Ford Motor Company’s employee-rating system, which has resulted in two class-action discrimination lawsuits against the auto-manufacturing giant, was changed slightly to allow for more “flexibility,” the company announced yesterday in an internal memo.
As previously reported by WorldNetDaily, Ford uses a type of grading system that evaluates employees on a curve. Called the “Performance Management Process,” the process formerly required management to rate 10 percent of employees as “A,” 80 percent as “B” and 10 percent as “C.” (The policy was altered earlier this year so that only 5 percent of employees must receive “C” grades.) “B” employees were divided into two categories, “B-1” and “B-2,” with “B-2” employees considered less productive. All “A” and “B” performers are eligible for bonuses and pay increases, although lower-level “B” employees receive lesser benefits than higher rated employees and are in jeopardy of being downgraded to “C” performer status.
Responding to what Ford President Jacques Nasser calls in the memo “both positive and negative feedback,” new changes for the PMP apply to employees that classify as LL6 and above. That represents the company’s approximate 18,000 management-level employees, said Ford spokesman Nick Sharkey. Ford Motor Co. employs a total of about 345,000 workers, most of whom are represented by labor unions.
WND obtained Nasser’s memo from BlueOvalNews.com – an Internet newssite not affiliated with Ford Motor Co. and dedicated exclusively to information about Ford and its products. The site has closely followed the race-based allegations against Ford. The memo’s content was verified by Sharkey.
The new PMP maintains the three classifications of employees, but gives them new names. Instead of lettered categories, employees will now be labeled “top achiever,” “achiever” and “improvement required.” The updated system no longer forces certain employees into the bottom rung. By removing the requirement that 5 percent of employees subject to the PMP fall into the “C,” or “improvement required” category, management is given more flexibility when conducting performance reviews. Additionally, management now has discretion over “compensation adjustments,” noted Sharkey. No longer will lower-rung employees necessarily be subject to reduction of benefits and automatic disqualification for bonuses.
“Importantly, those employees whose performance requires improvement will continue to receive coaching and counseling to enhance their performance,” Nasser’s notice continues.
“Most components of PMP will continue unchanged.”

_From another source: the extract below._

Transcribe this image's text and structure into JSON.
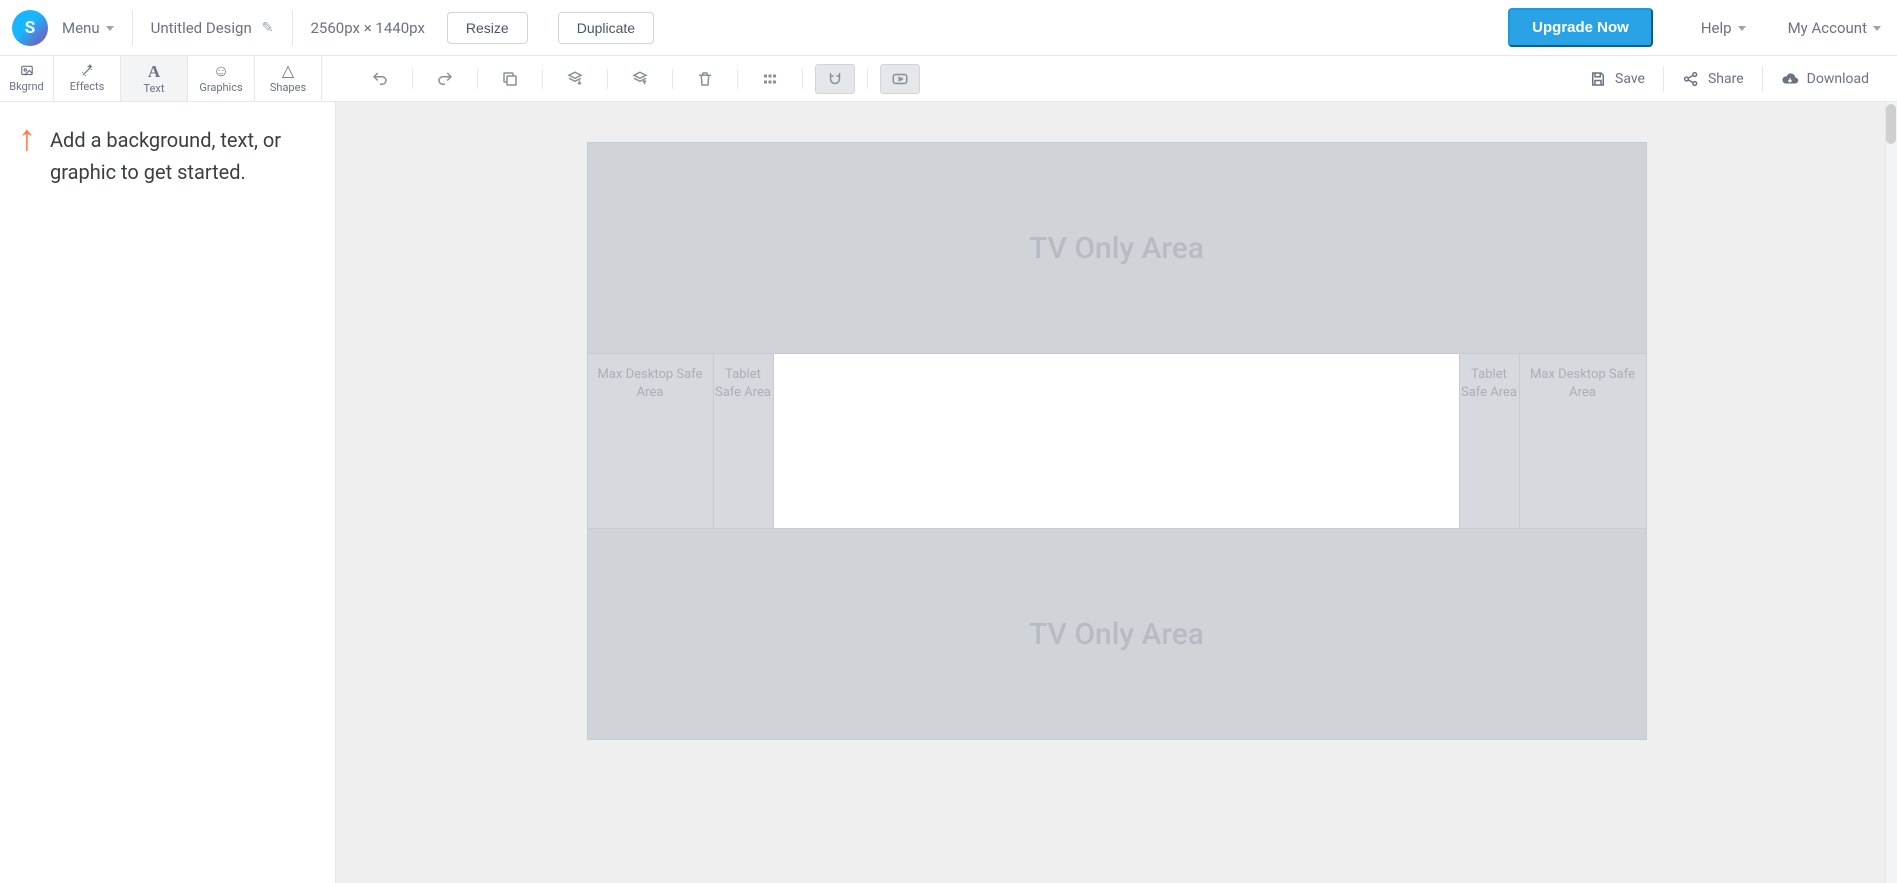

Nasser claims positive feedback concerning the 18-month-old program “has focused on the strong emphasis on setting and meeting clear objectives and on coaching and counseling to inspire outstanding performance throughout our team,” he wrote in the memo. “The negative feedback has centered around what was viewed as an inflexible system by some, and as discriminatory by a few others.”
Those “few others” have filed class action lawsuits against Ford, alleging age, race and gender discrimination. According to one of the complaints – filed in the Wayne County state trial court last February by James K. Fett of Fett & Linderman in Flint, Mich. – top-level Ford executives have openly advocated eliminating older white males from its work force.
“Consideration of race and gender in employment decisions to benefit minorities and females and to disadvantage white males is standard operating procedure” at Ford, the complaint states.
The controversy began when Nasser informed shareholders on May 13, 1999, that they could “expect to see accelerated change” in the “diversity of our employees.” That change has been implemented, and at breakneck speed. Plaintiffs of the class-action suit allege they are being fired based on skin color, age and gender – not because of job performance. And Ford executives have made controversial statements supporting the plaintiffs’ claim. Several such comments are listed in the complaint, including one from the company president.
“I do not like the sea of white faces in the audience, and FoMoCo must ensure that in the future, the company reflects the broad spectrum of Ford’s customers,” said Nasser in a videotaped address to top executives shown at diversity training seminars.
Yet in his memo to employees yesterday announcing the new PMP changes, Nasser claims the system “has nothing to do with age or diversity. It has everything to do with inspiring the best performance of everyone on the management team. That is why I personally believe in the most important elements of PMP – rewarding top performance, coaching for those that aren’t achieving at a strong level, and overall improving the performance of our team at all levels.”
He continued, “I believe that performance assessment and compensation systems that don’t do this are completely ineffective and let people languish for years not knowing where they stand career-wise. In many cases, they try to improve their performance after it is too late. PMP is the right leadership development plan for Ford Motor Company.”
More than 30 middle-aged white men found out exactly where they stood when they were fired. The men have filed a class action against Ford, alleging the PMP “was designed to, or in the alternative, has had the effect of, driving older white males from the [Ford] workforce. As a result of Defendant’s practice and policy of discriminating against older white males, Plaintiffs have been denied employment benefits and opportunities afforded to minorities and females.”
Fett has set up a website with details about joining the class-action suit. The class is defined as all Ford Motor Co. salaried employees subject to the company’s graded evaluation system who are older white males and received a B-2 or lower performance evaluation in the year 2000.
The second class-action lawsuit Ford faces was filed by at least nine plaintiffs who allege only age discrimination. That lawsuit also claims the graded evaluation system as a ploy to eliminate certain employees.